- TASK GOAL: Print the entire listing below word for word, excluding its pictures.

- RECORDS SHOWN:
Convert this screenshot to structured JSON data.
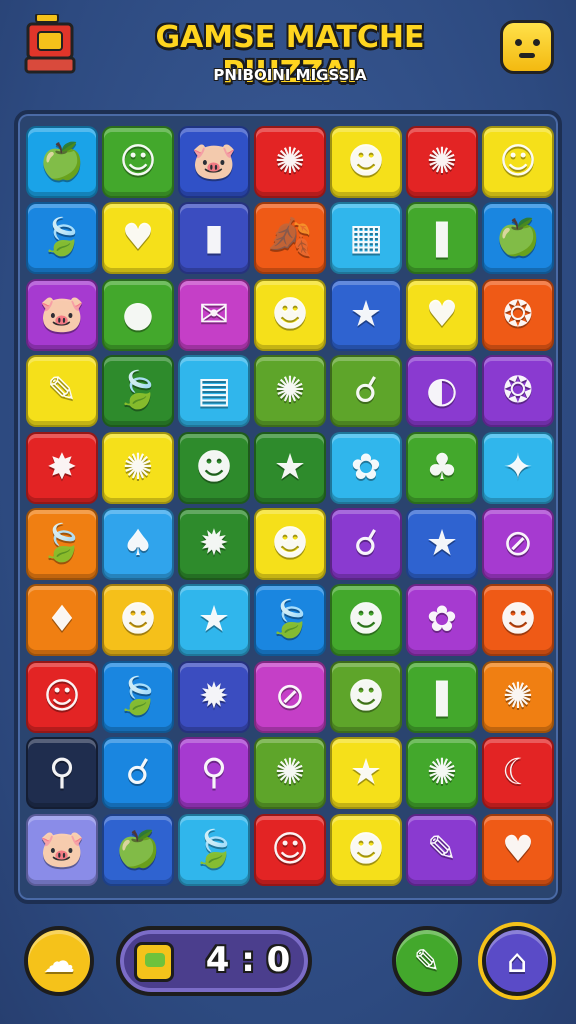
{
  "header": {
    "title": "GAMSE MATCHE PIUZZAI",
    "subtitle": "PNIBOINI MIGSSIA",
    "shop_icon": "shop-chest-icon",
    "mascot_icon": "smiley-mascot-icon"
  },
  "board": {
    "columns": 7,
    "rows": 10,
    "tiles": [
      [
        {
          "color": "#1aa3e8",
          "icon": "🍏"
        },
        {
          "color": "#43a82c",
          "icon": "☺"
        },
        {
          "color": "#3051c7",
          "icon": "🐷"
        },
        {
          "color": "#e32424",
          "icon": "✺"
        },
        {
          "color": "#f5e01a",
          "icon": "☻"
        },
        {
          "color": "#e32424",
          "icon": "✺"
        },
        {
          "color": "#f5e01a",
          "icon": "☺"
        }
      ],
      [
        {
          "color": "#1a86e0",
          "icon": "🍃"
        },
        {
          "color": "#f5e01a",
          "icon": "♥"
        },
        {
          "color": "#3b4dc0",
          "icon": "▮"
        },
        {
          "color": "#ef5a16",
          "icon": "🍂"
        },
        {
          "color": "#30b6ec",
          "icon": "▦"
        },
        {
          "color": "#43a82c",
          "icon": "❚"
        },
        {
          "color": "#1a86e0",
          "icon": "🍏"
        }
      ],
      [
        {
          "color": "#a63ad0",
          "icon": "🐷"
        },
        {
          "color": "#43a82c",
          "icon": "●"
        },
        {
          "color": "#c53fc7",
          "icon": "✉"
        },
        {
          "color": "#f5e01a",
          "icon": "☻"
        },
        {
          "color": "#2f63d0",
          "icon": "★"
        },
        {
          "color": "#f5e01a",
          "icon": "♥"
        },
        {
          "color": "#ef5a16",
          "icon": "❂"
        }
      ],
      [
        {
          "color": "#f5e01a",
          "icon": "✎"
        },
        {
          "color": "#2e8b2c",
          "icon": "🍃"
        },
        {
          "color": "#30b6ec",
          "icon": "▤"
        },
        {
          "color": "#5ea52a",
          "icon": "✺"
        },
        {
          "color": "#5ea52a",
          "icon": "☌"
        },
        {
          "color": "#8a3ad0",
          "icon": "◐"
        },
        {
          "color": "#8a3ad0",
          "icon": "❂"
        }
      ],
      [
        {
          "color": "#e32424",
          "icon": "✸"
        },
        {
          "color": "#f5e01a",
          "icon": "✺"
        },
        {
          "color": "#2e8b2c",
          "icon": "☻"
        },
        {
          "color": "#2e8b2c",
          "icon": "★"
        },
        {
          "color": "#30b6ec",
          "icon": "✿"
        },
        {
          "color": "#43a82c",
          "icon": "♣"
        },
        {
          "color": "#30b6ec",
          "icon": "✦"
        }
      ],
      [
        {
          "color": "#f07f12",
          "icon": "🍃"
        },
        {
          "color": "#30a4ec",
          "icon": "♠"
        },
        {
          "color": "#2e8b2c",
          "icon": "✹"
        },
        {
          "color": "#f5e01a",
          "icon": "☻"
        },
        {
          "color": "#8a3ad0",
          "icon": "☌"
        },
        {
          "color": "#2f63d0",
          "icon": "★"
        },
        {
          "color": "#a63ad0",
          "icon": "⊘"
        }
      ],
      [
        {
          "color": "#f07f12",
          "icon": "♦"
        },
        {
          "color": "#f5c01a",
          "icon": "☻"
        },
        {
          "color": "#30b6ec",
          "icon": "★"
        },
        {
          "color": "#1a86e0",
          "icon": "🍃"
        },
        {
          "color": "#43a82c",
          "icon": "☻"
        },
        {
          "color": "#a63ad0",
          "icon": "✿"
        },
        {
          "color": "#ef5a16",
          "icon": "☻"
        }
      ],
      [
        {
          "color": "#e32424",
          "icon": "☺"
        },
        {
          "color": "#1a86e0",
          "icon": "🍃"
        },
        {
          "color": "#3b4dc0",
          "icon": "✹"
        },
        {
          "color": "#c53fc7",
          "icon": "⊘"
        },
        {
          "color": "#5ea52a",
          "icon": "☻"
        },
        {
          "color": "#43a82c",
          "icon": "❚"
        },
        {
          "color": "#f07f12",
          "icon": "✺"
        }
      ],
      [
        {
          "color": "#1f2d4e",
          "icon": "⚲"
        },
        {
          "color": "#1a86e0",
          "icon": "☌"
        },
        {
          "color": "#a63ad0",
          "icon": "⚲"
        },
        {
          "color": "#5ea52a",
          "icon": "✺"
        },
        {
          "color": "#f5e01a",
          "icon": "★"
        },
        {
          "color": "#43a82c",
          "icon": "✺"
        },
        {
          "color": "#e32424",
          "icon": "☾"
        }
      ],
      [
        {
          "color": "#8a8ce8",
          "icon": "🐷"
        },
        {
          "color": "#2f63d0",
          "icon": "🍏"
        },
        {
          "color": "#30b6ec",
          "icon": "🍃"
        },
        {
          "color": "#e32424",
          "icon": "☺"
        },
        {
          "color": "#f5e01a",
          "icon": "☻"
        },
        {
          "color": "#8a3ad0",
          "icon": "✎"
        },
        {
          "color": "#ef5a16",
          "icon": "♥"
        }
      ]
    ]
  },
  "bottom_bar": {
    "score": "4 : 0",
    "left_button_icon": "ghost-hint-icon",
    "score_icon": "treasure-chest-icon",
    "shuffle_button_icon": "pencil-tool-icon",
    "menu_button_icon": "home-menu-icon",
    "colors": {
      "left_button": "#f5c21a",
      "shuffle_button": "#43a82c",
      "menu_button": "#5a4bc7",
      "menu_ring": "#f5c21a"
    }
  }
}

- OUTPUT:
Convert this screenshot to structured JSON data.
{
  "header": {
    "title": "GAMSE MATCHE PIUZZAI",
    "subtitle": "PNIBOINI MIGSSIA",
    "shop_icon": "shop-chest-icon",
    "mascot_icon": "smiley-mascot-icon"
  },
  "board": {
    "columns": 7,
    "rows": 10,
    "tiles": [
      [
        {
          "color": "#1aa3e8",
          "icon": "🍏"
        },
        {
          "color": "#43a82c",
          "icon": "☺"
        },
        {
          "color": "#3051c7",
          "icon": "🐷"
        },
        {
          "color": "#e32424",
          "icon": "✺"
        },
        {
          "color": "#f5e01a",
          "icon": "☻"
        },
        {
          "color": "#e32424",
          "icon": "✺"
        },
        {
          "color": "#f5e01a",
          "icon": "☺"
        }
      ],
      [
        {
          "color": "#1a86e0",
          "icon": "🍃"
        },
        {
          "color": "#f5e01a",
          "icon": "♥"
        },
        {
          "color": "#3b4dc0",
          "icon": "▮"
        },
        {
          "color": "#ef5a16",
          "icon": "🍂"
        },
        {
          "color": "#30b6ec",
          "icon": "▦"
        },
        {
          "color": "#43a82c",
          "icon": "❚"
        },
        {
          "color": "#1a86e0",
          "icon": "🍏"
        }
      ],
      [
        {
          "color": "#a63ad0",
          "icon": "🐷"
        },
        {
          "color": "#43a82c",
          "icon": "●"
        },
        {
          "color": "#c53fc7",
          "icon": "✉"
        },
        {
          "color": "#f5e01a",
          "icon": "☻"
        },
        {
          "color": "#2f63d0",
          "icon": "★"
        },
        {
          "color": "#f5e01a",
          "icon": "♥"
        },
        {
          "color": "#ef5a16",
          "icon": "❂"
        }
      ],
      [
        {
          "color": "#f5e01a",
          "icon": "✎"
        },
        {
          "color": "#2e8b2c",
          "icon": "🍃"
        },
        {
          "color": "#30b6ec",
          "icon": "▤"
        },
        {
          "color": "#5ea52a",
          "icon": "✺"
        },
        {
          "color": "#5ea52a",
          "icon": "☌"
        },
        {
          "color": "#8a3ad0",
          "icon": "◐"
        },
        {
          "color": "#8a3ad0",
          "icon": "❂"
        }
      ],
      [
        {
          "color": "#e32424",
          "icon": "✸"
        },
        {
          "color": "#f5e01a",
          "icon": "✺"
        },
        {
          "color": "#2e8b2c",
          "icon": "☻"
        },
        {
          "color": "#2e8b2c",
          "icon": "★"
        },
        {
          "color": "#30b6ec",
          "icon": "✿"
        },
        {
          "color": "#43a82c",
          "icon": "♣"
        },
        {
          "color": "#30b6ec",
          "icon": "✦"
        }
      ],
      [
        {
          "color": "#f07f12",
          "icon": "🍃"
        },
        {
          "color": "#30a4ec",
          "icon": "♠"
        },
        {
          "color": "#2e8b2c",
          "icon": "✹"
        },
        {
          "color": "#f5e01a",
          "icon": "☻"
        },
        {
          "color": "#8a3ad0",
          "icon": "☌"
        },
        {
          "color": "#2f63d0",
          "icon": "★"
        },
        {
          "color": "#a63ad0",
          "icon": "⊘"
        }
      ],
      [
        {
          "color": "#f07f12",
          "icon": "♦"
        },
        {
          "color": "#f5c01a",
          "icon": "☻"
        },
        {
          "color": "#30b6ec",
          "icon": "★"
        },
        {
          "color": "#1a86e0",
          "icon": "🍃"
        },
        {
          "color": "#43a82c",
          "icon": "☻"
        },
        {
          "color": "#a63ad0",
          "icon": "✿"
        },
        {
          "color": "#ef5a16",
          "icon": "☻"
        }
      ],
      [
        {
          "color": "#e32424",
          "icon": "☺"
        },
        {
          "color": "#1a86e0",
          "icon": "🍃"
        },
        {
          "color": "#3b4dc0",
          "icon": "✹"
        },
        {
          "color": "#c53fc7",
          "icon": "⊘"
        },
        {
          "color": "#5ea52a",
          "icon": "☻"
        },
        {
          "color": "#43a82c",
          "icon": "❚"
        },
        {
          "color": "#f07f12",
          "icon": "✺"
        }
      ],
      [
        {
          "color": "#1f2d4e",
          "icon": "⚲"
        },
        {
          "color": "#1a86e0",
          "icon": "☌"
        },
        {
          "color": "#a63ad0",
          "icon": "⚲"
        },
        {
          "color": "#5ea52a",
          "icon": "✺"
        },
        {
          "color": "#f5e01a",
          "icon": "★"
        },
        {
          "color": "#43a82c",
          "icon": "✺"
        },
        {
          "color": "#e32424",
          "icon": "☾"
        }
      ],
      [
        {
          "color": "#8a8ce8",
          "icon": "🐷"
        },
        {
          "color": "#2f63d0",
          "icon": "🍏"
        },
        {
          "color": "#30b6ec",
          "icon": "🍃"
        },
        {
          "color": "#e32424",
          "icon": "☺"
        },
        {
          "color": "#f5e01a",
          "icon": "☻"
        },
        {
          "color": "#8a3ad0",
          "icon": "✎"
        },
        {
          "color": "#ef5a16",
          "icon": "♥"
        }
      ]
    ]
  },
  "bottom_bar": {
    "score": "4 : 0",
    "left_button_icon": "ghost-hint-icon",
    "score_icon": "treasure-chest-icon",
    "shuffle_button_icon": "pencil-tool-icon",
    "menu_button_icon": "home-menu-icon",
    "colors": {
      "left_button": "#f5c21a",
      "shuffle_button": "#43a82c",
      "menu_button": "#5a4bc7",
      "menu_ring": "#f5c21a"
    }
  }
}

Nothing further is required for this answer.